By Celia Imrie
'I've always been wilful... I've always been stubborn and always determined'One of our best-loved actresses, Celia Imrie would rather have been a dancer. As a child she planned to join the Royal Ballet and marry Rudolf Nureyev. Now she has become one of our finest and funniest performers, on stage, TV and screen - adored for her roles in Acorn Antiques and dinnerladies, as well as films including Calendar Girls and Nanny McPhee.In her hugely entertaining autobiography Celia Imrie recounts a life hurtling (not always intentionally) into adventures both on stage and off. Whether it's finding herself on stage with half the scenery stuck to her cardigan, or being kidnapped on her way to location, somehow she emerges from the chaos unscathed.Acting, she admits, is a mad, chaotic profession and it is her refreshing honesty, sense of mischief, fun and almost unruffled determination in the face of it all that makes this autobiography a never-ending delight.
A Hard Day's Work
By Patricia Warren
When Patricia founded the Farmers and Country Bureau more than 30 years ago, she could never have envisaged that she would be responsible for bringing together thousands of people, hundreds of weddings and dozens of babies. But the dating agency she set up from the kitchen of her farmhouse has been a runaway success and fulfilled Pat's childhood dream of helping people to find true love. Over the years she's become an expert in human behaviour, acting as counsellor and comforter as well as matchmaker, to lonely would-be lovers all over the countryside. Her gentle wit and wisdom have transformed her clients' lives and her first book brought her a legion of fans. Now those fans have another treat in store. With more stories of blossoming love and quirky misadventure set against the background of a year on the farm, A HARD DAY'S WORK is a feast of true-life fairy tales for romantics everywhere.
Heart of Darfur
By Lisa Blaker
Lisa arrives in Sudan full of determination to use her skills as a nurse to do something to ease the plight of the hundreds of thousands of people caught up in the civil war raging through Darfur. She is working with Medecins Sans Frontieres, the international organisation that sends health workers to the most desperate places in the world. The six months she spends on the mission will be the toughest of her life but will teach her some fundamental truths about what people are capable of, both good and bad, and about herself.
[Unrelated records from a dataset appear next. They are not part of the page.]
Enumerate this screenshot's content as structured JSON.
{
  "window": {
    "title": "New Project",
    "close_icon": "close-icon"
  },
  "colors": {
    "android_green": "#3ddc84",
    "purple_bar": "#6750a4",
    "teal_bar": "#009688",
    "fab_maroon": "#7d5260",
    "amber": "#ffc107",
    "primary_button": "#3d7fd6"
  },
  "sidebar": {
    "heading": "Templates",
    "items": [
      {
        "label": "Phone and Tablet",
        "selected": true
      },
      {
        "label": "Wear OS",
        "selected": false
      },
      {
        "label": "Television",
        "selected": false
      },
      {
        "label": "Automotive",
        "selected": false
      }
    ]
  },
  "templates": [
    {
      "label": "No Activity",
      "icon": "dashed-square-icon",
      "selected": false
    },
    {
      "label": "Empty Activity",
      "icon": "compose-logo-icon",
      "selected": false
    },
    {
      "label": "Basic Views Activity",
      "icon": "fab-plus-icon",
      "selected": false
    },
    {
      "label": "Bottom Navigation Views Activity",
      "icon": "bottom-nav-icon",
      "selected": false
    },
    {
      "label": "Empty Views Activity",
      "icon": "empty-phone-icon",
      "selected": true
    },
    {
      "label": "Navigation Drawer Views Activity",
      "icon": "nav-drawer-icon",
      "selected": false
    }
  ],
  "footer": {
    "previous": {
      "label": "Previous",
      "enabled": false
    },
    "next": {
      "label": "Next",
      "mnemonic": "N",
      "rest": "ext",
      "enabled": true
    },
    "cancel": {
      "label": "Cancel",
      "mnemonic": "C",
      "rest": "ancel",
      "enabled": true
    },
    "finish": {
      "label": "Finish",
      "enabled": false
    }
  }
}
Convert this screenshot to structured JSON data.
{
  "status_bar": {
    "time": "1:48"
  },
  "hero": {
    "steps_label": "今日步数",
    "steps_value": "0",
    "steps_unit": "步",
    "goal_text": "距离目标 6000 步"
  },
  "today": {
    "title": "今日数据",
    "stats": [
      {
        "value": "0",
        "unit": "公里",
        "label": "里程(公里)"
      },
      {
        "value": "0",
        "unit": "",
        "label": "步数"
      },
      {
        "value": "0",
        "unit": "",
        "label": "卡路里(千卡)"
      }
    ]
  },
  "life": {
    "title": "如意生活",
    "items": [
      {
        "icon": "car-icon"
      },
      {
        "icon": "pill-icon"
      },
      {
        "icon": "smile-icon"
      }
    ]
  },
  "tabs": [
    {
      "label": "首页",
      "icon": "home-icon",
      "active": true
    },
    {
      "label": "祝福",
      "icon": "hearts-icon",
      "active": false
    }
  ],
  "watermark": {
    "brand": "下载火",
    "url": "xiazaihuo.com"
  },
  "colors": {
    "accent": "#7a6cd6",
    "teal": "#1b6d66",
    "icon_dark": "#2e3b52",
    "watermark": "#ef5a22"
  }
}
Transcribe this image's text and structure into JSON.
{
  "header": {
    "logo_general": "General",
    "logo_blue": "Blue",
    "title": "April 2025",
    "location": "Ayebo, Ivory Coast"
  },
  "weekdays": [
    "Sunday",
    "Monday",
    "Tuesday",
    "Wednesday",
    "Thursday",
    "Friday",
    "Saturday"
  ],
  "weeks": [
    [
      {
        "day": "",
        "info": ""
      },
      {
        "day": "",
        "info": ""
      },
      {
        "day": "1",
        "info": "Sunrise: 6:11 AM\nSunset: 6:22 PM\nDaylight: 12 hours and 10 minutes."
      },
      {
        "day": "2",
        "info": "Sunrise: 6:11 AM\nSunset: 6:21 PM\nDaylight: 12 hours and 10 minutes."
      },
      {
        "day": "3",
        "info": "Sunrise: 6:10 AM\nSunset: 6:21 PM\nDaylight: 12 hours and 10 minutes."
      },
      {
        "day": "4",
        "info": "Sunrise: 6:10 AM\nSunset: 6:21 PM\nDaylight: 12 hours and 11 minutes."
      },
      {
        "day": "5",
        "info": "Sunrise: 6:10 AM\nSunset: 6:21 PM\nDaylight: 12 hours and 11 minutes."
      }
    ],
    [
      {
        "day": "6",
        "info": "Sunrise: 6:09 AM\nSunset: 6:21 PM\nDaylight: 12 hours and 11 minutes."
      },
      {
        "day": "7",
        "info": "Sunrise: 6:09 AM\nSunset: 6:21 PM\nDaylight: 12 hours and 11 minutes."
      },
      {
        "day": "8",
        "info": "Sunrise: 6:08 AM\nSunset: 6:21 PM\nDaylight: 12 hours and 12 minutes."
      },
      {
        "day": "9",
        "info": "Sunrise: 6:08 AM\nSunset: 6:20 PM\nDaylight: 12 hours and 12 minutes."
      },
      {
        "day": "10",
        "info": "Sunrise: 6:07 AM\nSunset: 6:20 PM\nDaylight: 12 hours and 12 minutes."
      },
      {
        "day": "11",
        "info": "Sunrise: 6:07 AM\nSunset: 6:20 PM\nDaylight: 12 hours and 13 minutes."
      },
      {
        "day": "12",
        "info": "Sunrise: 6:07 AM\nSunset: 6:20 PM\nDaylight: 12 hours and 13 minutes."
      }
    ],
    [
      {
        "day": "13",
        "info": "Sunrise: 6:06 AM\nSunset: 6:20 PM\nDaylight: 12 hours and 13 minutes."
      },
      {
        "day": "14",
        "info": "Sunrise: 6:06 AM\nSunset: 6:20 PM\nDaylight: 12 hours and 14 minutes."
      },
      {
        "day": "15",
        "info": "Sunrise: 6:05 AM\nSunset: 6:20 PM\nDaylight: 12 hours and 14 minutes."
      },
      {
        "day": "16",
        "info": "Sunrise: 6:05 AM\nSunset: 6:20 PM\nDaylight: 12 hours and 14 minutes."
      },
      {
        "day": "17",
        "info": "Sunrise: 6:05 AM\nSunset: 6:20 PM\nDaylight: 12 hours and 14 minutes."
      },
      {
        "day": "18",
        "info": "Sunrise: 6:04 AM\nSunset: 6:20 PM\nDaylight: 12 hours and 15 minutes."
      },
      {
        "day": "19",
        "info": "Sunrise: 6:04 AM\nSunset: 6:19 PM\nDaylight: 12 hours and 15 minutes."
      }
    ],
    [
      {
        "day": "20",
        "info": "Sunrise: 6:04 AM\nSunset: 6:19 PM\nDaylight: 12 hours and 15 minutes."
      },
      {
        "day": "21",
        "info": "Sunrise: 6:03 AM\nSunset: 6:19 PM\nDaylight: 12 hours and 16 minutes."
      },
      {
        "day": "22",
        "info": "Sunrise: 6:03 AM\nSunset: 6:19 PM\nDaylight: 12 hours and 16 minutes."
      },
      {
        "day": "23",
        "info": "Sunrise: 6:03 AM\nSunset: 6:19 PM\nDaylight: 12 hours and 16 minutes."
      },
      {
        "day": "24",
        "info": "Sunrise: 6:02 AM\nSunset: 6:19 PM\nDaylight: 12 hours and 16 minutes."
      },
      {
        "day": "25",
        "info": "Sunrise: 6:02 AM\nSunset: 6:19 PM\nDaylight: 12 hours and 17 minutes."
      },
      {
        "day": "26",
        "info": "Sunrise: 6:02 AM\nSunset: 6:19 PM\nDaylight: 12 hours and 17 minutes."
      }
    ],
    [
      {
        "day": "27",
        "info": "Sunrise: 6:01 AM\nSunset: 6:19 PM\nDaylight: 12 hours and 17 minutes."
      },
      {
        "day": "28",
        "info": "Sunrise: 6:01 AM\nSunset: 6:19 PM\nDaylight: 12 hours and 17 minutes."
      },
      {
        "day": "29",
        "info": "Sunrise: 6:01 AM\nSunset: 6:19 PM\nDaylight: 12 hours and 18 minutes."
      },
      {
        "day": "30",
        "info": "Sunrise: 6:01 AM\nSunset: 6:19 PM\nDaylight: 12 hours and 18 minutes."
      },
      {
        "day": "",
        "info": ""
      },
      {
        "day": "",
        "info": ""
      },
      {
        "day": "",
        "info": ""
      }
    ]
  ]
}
Lisa describes treating children with machete wounds, babies dying of chronic dehydration, girls giving birth at the age of 13 and old women too traumatised to carry on living. Her relationships with her Sudanese colleagues are treasured and described in fascinating detail. The book is exquisitely written, without sentiment but with a powerful and moving determination to show the suffering of the people of Darfur and to bear witness to their remarkable courage in the face of the most appalling situation. This is the book to help us all understand the human story behind the newspaper headlines.
By Andrew Bridge
Andrew grew up in the 1970s with his funny, loving but deeply unstable mother. Life with her was totally chaotic. She left him alone in motel rooms at night and took him with her when she went house burgling. But Andrew's mother wasn't bad, she was just lost herself and one thing she did was always tell him she loved him.Gradually, though, the bad times got worse. One day Andrew, aged seven, found his mother in the bathroom in the middle of a breakdown, the walls covered in her pleas for help all written in the blood from the cuts she'd inflicted on herself. He was taken into care and put with a foster family who treated him with loneliness and neglect at best and cruel indifference as standard.This is a groundbreaking story of a childhood destroyed by mental illness. It is also a heartbreaking love story about a mother's legacy of love.